The United States is a peculiarly war-like country. In the last a little over a century it has militarily intervened in other countries, it is said, some 100 times. If true (and it depends on what you count as an intervention), that is once a year! It is also the industrialized democracy with the greatest gap between the wealthy and the poor, where enormous corporations that make money off war have disproportionate influence on government through lobbying and campaign donations and graft. Is there a connection between these two statements? Dr. King seems to have thought so.
‘ It has put us against the self-determination of a vast majority of the Vietnamese people, and put us in the position of protecting a corrupt regime that is stacked against the poor. It has played havoc with our domestic destinies. This day we are spending five hundred thousand dollars to kill every Vietcong soldier. Every time we kill one we spend about five hundred thousand dollars while we spend only fifty-three dollars a year for every person characterized as poverty-stricken in the so-called poverty program, which is not even a good skirmish against poverty. ‘
As the destruction of New Orleans and the failure of the Bush administration to rebuild it while spending $2 billion a week on the war in Iraq demonstrate, some things never change.
And here is the rest of the passage I have excerpted. Try substituting “Iraq” for “Vietnam”:
‘ Not only that, it has put us in a position of appearing to the world as an arrogant nation. And here we are ten thousand miles away from home fighting for the so-called freedom of the Vietnamese people when we have not even put our own house in order. And we force young black men and young white men to fight and kill in brutal solidarity. Yet when they come back home that can’t hardly live on the same block together. The judgment of God is upon us today. And we could go right down the line and see that something must be done—and something must be done quickly. We have alienated ourselves from other nations so we end up morally and politically isolated in the world. There is not a single major ally of the United States of America that would dare send a troop to Vietnam, and so the only friends that we have now are a few client-nations like Taiwan, Thailand, South Korea, and a few others.
This is where we are. “Mankind must put an end to war or war will put an end to mankind,” and the best way to start is to put an end to war in Vietnam, because if it continues, we will inevitably come to the point of confronting China which could lead the whole world to nuclear annihilation.
It is no longer a choice, my friends, between violence and nonviolence. It is either nonviolence or nonexistence. And the alternative to disarmament, the alternative to a greater suspension of nuclear tests, the alternative to strengthening the United Nations and thereby disarming the whole world, may well be a civilization plunged into the abyss of annihilation, and our earthly habitat would be transformed into an inferno that even the mind of Dante could not imagine. ‘

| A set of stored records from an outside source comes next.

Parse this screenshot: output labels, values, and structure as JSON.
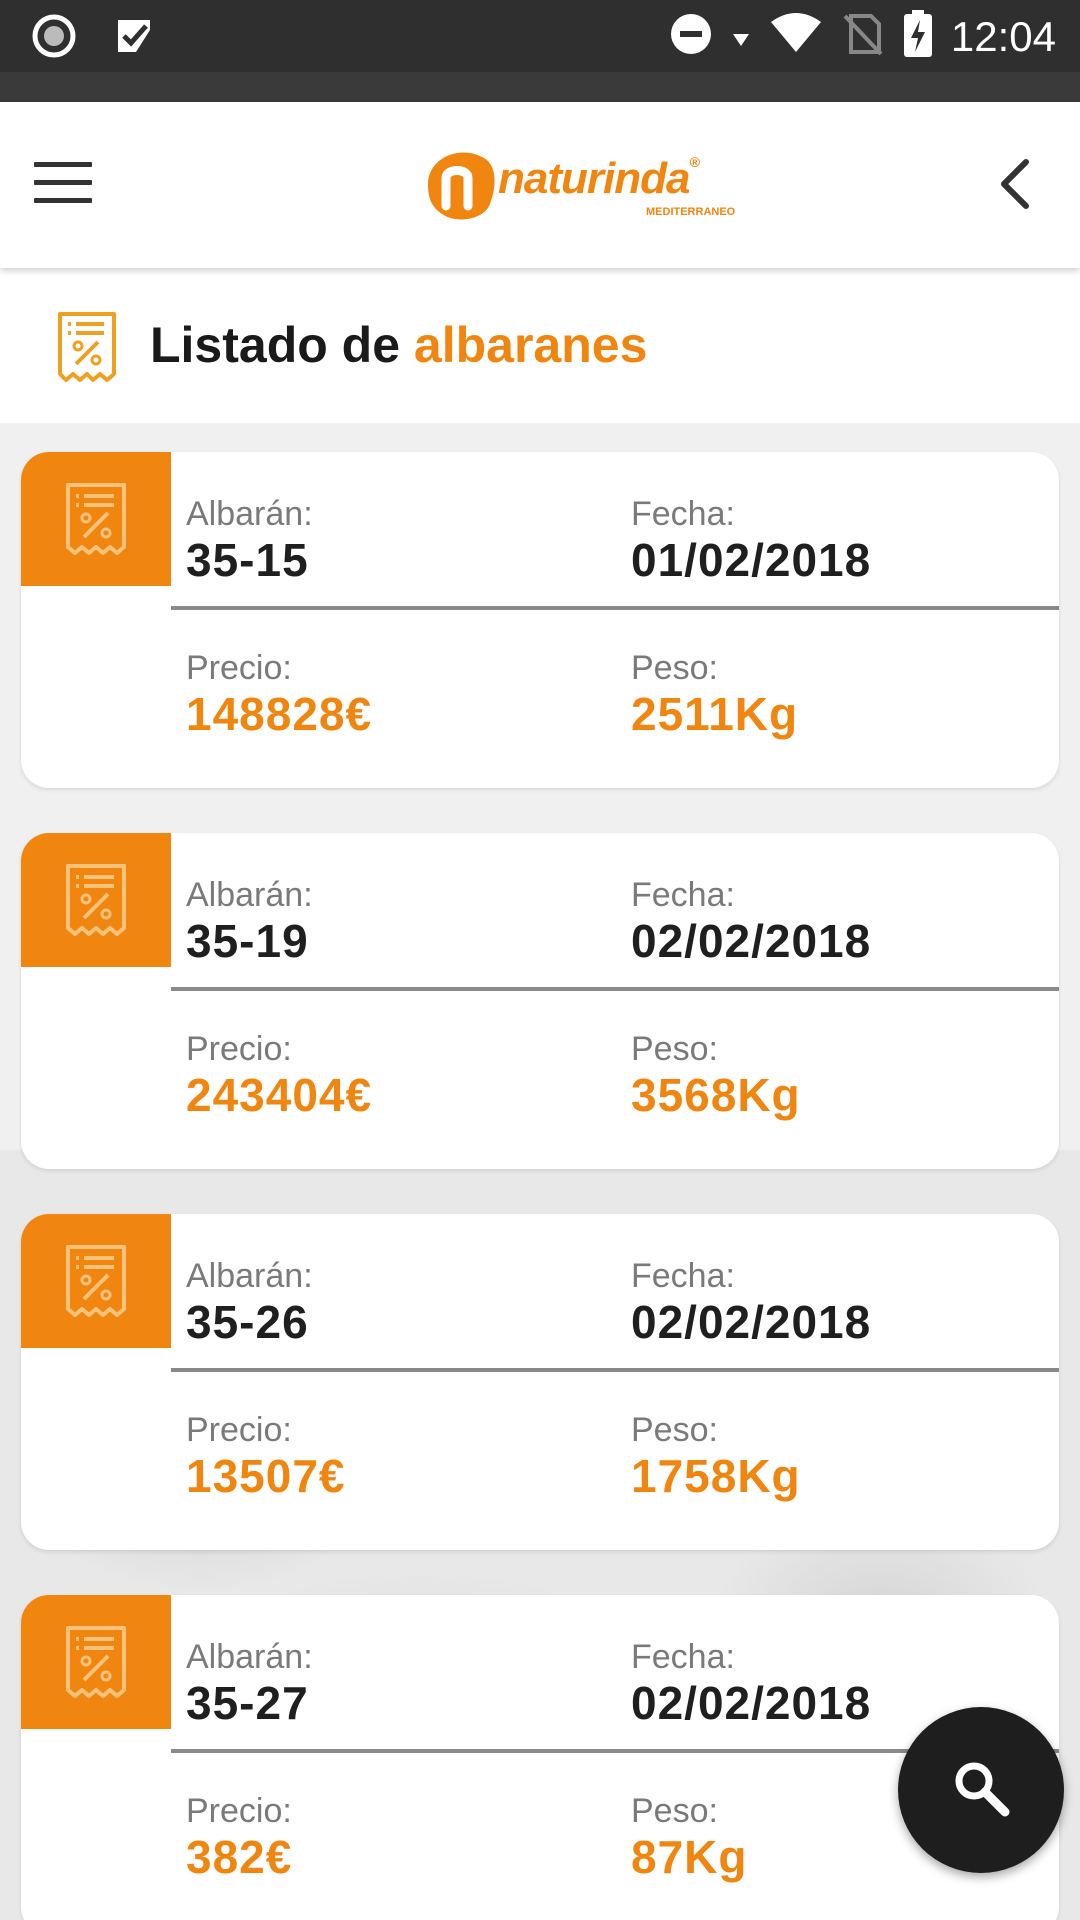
{
  "status_bar": {
    "time": "12:04",
    "icons": [
      "record-icon",
      "checklist-icon",
      "do-not-disturb-icon",
      "data-arrow-icon",
      "wifi-icon",
      "no-sim-icon",
      "battery-charging-icon"
    ]
  },
  "app_bar": {
    "logo_text": "naturinda",
    "logo_subtitle": "MEDITERRANEO",
    "menu_icon": "hamburger-menu-icon",
    "back_icon": "chevron-left-icon"
  },
  "page": {
    "title_prefix": "Listado de ",
    "title_accent": "albaranes",
    "title_icon": "receipt-percent-icon"
  },
  "colors": {
    "accent": "#f0860f",
    "status_bar": "#2f2f2f",
    "fab": "#1e1e1e"
  },
  "labels": {
    "albaran": "Albarán:",
    "fecha": "Fecha:",
    "precio": "Precio:",
    "peso": "Peso:"
  },
  "albaranes": [
    {
      "albaran": "35-15",
      "fecha": "01/02/2018",
      "precio": "148828€",
      "peso": "2511Kg"
    },
    {
      "albaran": "35-19",
      "fecha": "02/02/2018",
      "precio": "243404€",
      "peso": "3568Kg"
    },
    {
      "albaran": "35-26",
      "fecha": "02/02/2018",
      "precio": "13507€",
      "peso": "1758Kg"
    },
    {
      "albaran": "35-27",
      "fecha": "02/02/2018",
      "precio": "382€",
      "peso": "87Kg"
    }
  ],
  "fab": {
    "icon": "search-icon"
  }
}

While we are busy chasing through the deserts of western Iraq after Sunni Arab Iraqis who don’t want us in their country, the important challenges facing the world are going unadressed. In particular, global warming will require substantial resources, which we won’t have if we borrow $400 billion a year to pay for an Iraq War that seems to mainly produce burned out cars. The Inferno of which Dr. King warned might indeed be hotter than Dante could have imagined.
There are so many revolutions through which we are sleeping.